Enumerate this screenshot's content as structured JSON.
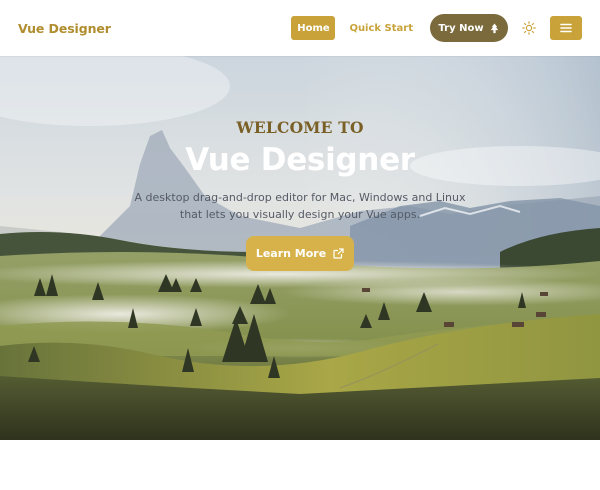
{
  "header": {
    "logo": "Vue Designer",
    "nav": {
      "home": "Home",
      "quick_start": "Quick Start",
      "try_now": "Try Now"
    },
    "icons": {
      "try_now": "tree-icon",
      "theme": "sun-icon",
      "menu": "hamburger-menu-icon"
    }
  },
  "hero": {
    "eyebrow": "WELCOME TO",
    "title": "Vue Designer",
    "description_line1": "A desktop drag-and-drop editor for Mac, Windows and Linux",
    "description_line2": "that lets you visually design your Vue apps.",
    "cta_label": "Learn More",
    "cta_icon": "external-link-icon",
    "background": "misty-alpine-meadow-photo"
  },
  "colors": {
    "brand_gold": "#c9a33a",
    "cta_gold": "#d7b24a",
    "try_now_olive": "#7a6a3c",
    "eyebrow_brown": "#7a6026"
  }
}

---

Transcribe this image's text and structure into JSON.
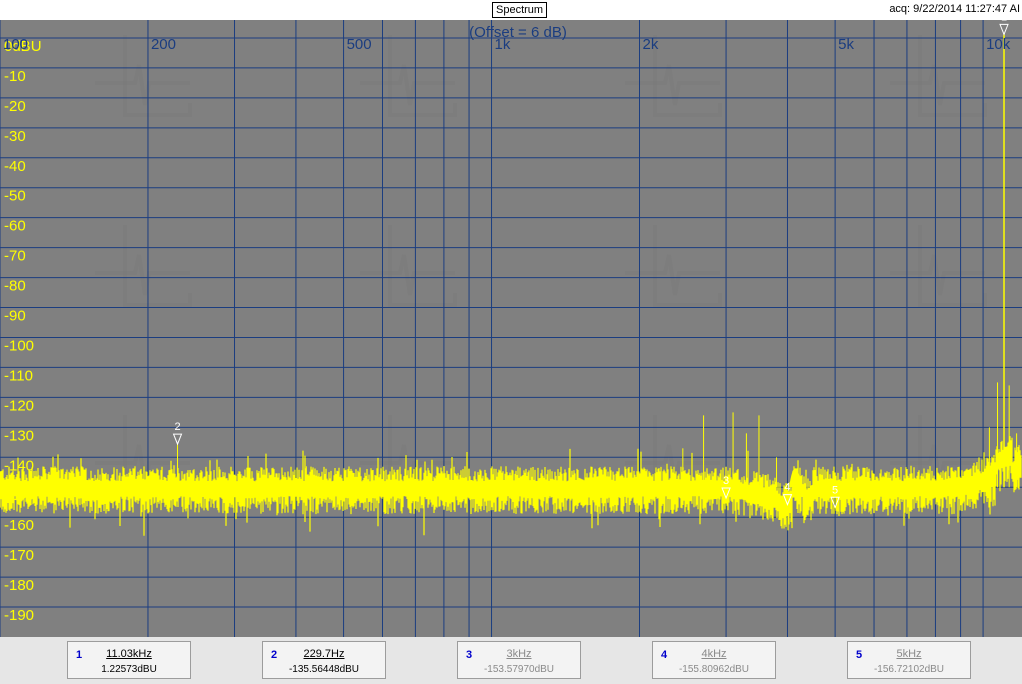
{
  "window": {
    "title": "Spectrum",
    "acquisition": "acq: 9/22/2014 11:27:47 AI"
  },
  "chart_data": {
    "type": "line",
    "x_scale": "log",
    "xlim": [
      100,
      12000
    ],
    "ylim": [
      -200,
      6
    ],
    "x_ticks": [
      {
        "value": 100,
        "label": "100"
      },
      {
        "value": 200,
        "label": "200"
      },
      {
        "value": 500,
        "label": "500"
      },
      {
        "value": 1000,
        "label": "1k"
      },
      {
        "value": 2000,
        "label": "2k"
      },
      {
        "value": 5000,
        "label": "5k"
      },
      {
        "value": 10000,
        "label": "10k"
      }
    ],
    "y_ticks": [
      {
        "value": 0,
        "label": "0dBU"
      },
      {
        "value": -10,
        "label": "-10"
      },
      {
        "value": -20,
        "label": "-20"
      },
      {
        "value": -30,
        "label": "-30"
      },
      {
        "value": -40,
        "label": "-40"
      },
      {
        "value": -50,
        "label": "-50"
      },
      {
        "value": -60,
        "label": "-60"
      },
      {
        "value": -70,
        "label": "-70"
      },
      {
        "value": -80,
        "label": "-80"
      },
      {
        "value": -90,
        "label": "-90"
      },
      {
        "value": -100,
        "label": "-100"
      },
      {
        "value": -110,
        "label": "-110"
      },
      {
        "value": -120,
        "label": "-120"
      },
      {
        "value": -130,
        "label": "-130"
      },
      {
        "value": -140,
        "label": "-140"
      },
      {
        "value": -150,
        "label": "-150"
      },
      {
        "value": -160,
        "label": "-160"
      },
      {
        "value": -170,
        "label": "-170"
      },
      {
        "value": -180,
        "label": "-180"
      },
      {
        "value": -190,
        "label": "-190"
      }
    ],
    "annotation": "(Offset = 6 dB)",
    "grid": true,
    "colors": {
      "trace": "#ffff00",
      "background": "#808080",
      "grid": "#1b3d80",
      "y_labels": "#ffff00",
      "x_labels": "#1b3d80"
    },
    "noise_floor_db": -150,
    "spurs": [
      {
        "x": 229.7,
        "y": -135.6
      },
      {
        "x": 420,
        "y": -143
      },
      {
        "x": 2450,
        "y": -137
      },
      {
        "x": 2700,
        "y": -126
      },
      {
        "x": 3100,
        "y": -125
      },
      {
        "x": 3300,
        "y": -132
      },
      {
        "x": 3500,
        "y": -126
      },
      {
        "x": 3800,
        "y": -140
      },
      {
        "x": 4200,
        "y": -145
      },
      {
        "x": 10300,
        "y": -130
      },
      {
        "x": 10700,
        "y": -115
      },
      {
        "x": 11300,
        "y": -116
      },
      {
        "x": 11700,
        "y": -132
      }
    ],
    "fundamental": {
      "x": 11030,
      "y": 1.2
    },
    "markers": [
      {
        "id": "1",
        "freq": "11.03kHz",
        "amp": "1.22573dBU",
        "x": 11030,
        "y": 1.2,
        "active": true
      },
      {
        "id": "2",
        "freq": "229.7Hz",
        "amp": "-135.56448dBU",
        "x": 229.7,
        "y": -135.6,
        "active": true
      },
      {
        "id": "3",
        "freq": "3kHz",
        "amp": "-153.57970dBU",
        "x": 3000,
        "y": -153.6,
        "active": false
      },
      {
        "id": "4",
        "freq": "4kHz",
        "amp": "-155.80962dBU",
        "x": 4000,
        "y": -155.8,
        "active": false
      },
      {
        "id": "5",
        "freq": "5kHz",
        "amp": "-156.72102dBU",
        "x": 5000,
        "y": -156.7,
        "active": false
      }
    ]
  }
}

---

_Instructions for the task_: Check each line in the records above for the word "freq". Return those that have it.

_Final answer_:
        "freq": "11.03kHz",
        "freq": "229.7Hz",
        "freq": "3kHz",
        "freq": "4kHz",
        "freq": "5kHz",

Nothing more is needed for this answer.